Stored entries
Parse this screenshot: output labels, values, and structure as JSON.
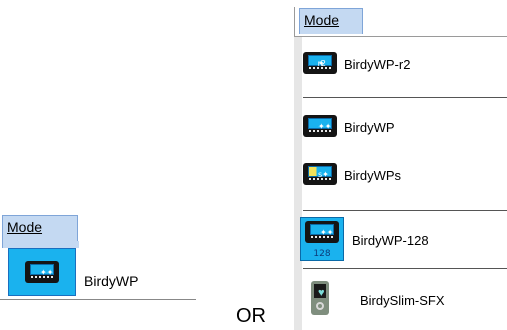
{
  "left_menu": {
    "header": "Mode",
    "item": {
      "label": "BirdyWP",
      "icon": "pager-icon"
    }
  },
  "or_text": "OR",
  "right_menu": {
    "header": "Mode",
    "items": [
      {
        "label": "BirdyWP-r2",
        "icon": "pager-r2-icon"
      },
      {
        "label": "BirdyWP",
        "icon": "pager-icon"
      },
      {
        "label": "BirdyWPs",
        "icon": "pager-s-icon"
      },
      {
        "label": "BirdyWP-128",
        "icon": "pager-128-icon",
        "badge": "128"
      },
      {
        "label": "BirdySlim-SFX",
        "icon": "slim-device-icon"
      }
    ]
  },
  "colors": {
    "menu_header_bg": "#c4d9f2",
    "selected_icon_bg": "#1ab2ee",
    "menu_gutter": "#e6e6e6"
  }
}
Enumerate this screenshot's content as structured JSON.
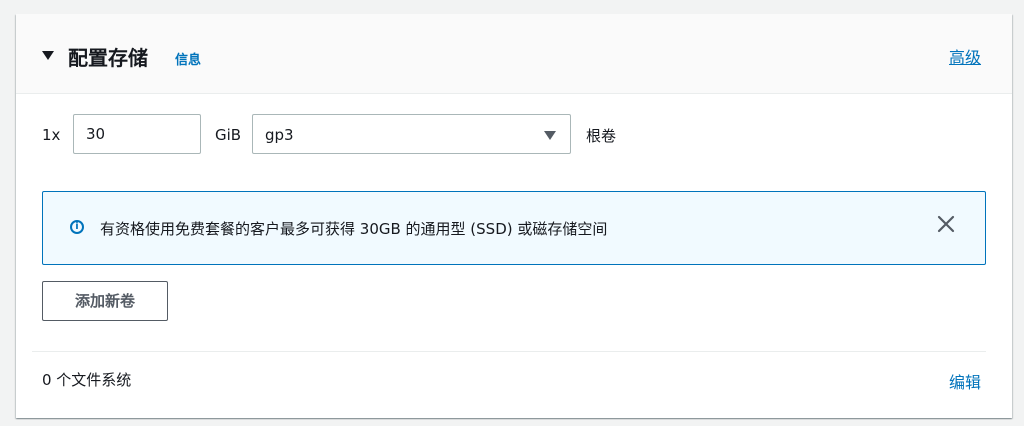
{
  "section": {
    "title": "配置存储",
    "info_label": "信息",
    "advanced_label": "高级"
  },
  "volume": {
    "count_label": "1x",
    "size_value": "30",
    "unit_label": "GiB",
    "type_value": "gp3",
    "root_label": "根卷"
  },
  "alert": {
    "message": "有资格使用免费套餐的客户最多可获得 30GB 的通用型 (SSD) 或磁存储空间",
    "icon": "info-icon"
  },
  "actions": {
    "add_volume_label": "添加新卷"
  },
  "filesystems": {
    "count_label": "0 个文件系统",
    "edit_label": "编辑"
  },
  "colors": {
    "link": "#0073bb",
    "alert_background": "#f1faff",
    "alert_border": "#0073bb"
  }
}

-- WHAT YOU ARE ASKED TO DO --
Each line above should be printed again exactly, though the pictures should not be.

-- ANSWER TO THIS EXERCISE --
Parse this screenshot: output labels, values, and structure as JSON.
{
  "left_menu": {
    "header": "Mode",
    "item": {
      "label": "BirdyWP",
      "icon": "pager-icon"
    }
  },
  "or_text": "OR",
  "right_menu": {
    "header": "Mode",
    "items": [
      {
        "label": "BirdyWP-r2",
        "icon": "pager-r2-icon"
      },
      {
        "label": "BirdyWP",
        "icon": "pager-icon"
      },
      {
        "label": "BirdyWPs",
        "icon": "pager-s-icon"
      },
      {
        "label": "BirdyWP-128",
        "icon": "pager-128-icon",
        "badge": "128"
      },
      {
        "label": "BirdySlim-SFX",
        "icon": "slim-device-icon"
      }
    ]
  },
  "colors": {
    "menu_header_bg": "#c4d9f2",
    "selected_icon_bg": "#1ab2ee",
    "menu_gutter": "#e6e6e6"
  }
}
Enumerate this screenshot's content as structured JSON.
{
  "section": {
    "title": "配置存储",
    "info_label": "信息",
    "advanced_label": "高级"
  },
  "volume": {
    "count_label": "1x",
    "size_value": "30",
    "unit_label": "GiB",
    "type_value": "gp3",
    "root_label": "根卷"
  },
  "alert": {
    "message": "有资格使用免费套餐的客户最多可获得 30GB 的通用型 (SSD) 或磁存储空间",
    "icon": "info-icon"
  },
  "actions": {
    "add_volume_label": "添加新卷"
  },
  "filesystems": {
    "count_label": "0 个文件系统",
    "edit_label": "编辑"
  },
  "colors": {
    "link": "#0073bb",
    "alert_background": "#f1faff",
    "alert_border": "#0073bb"
  }
}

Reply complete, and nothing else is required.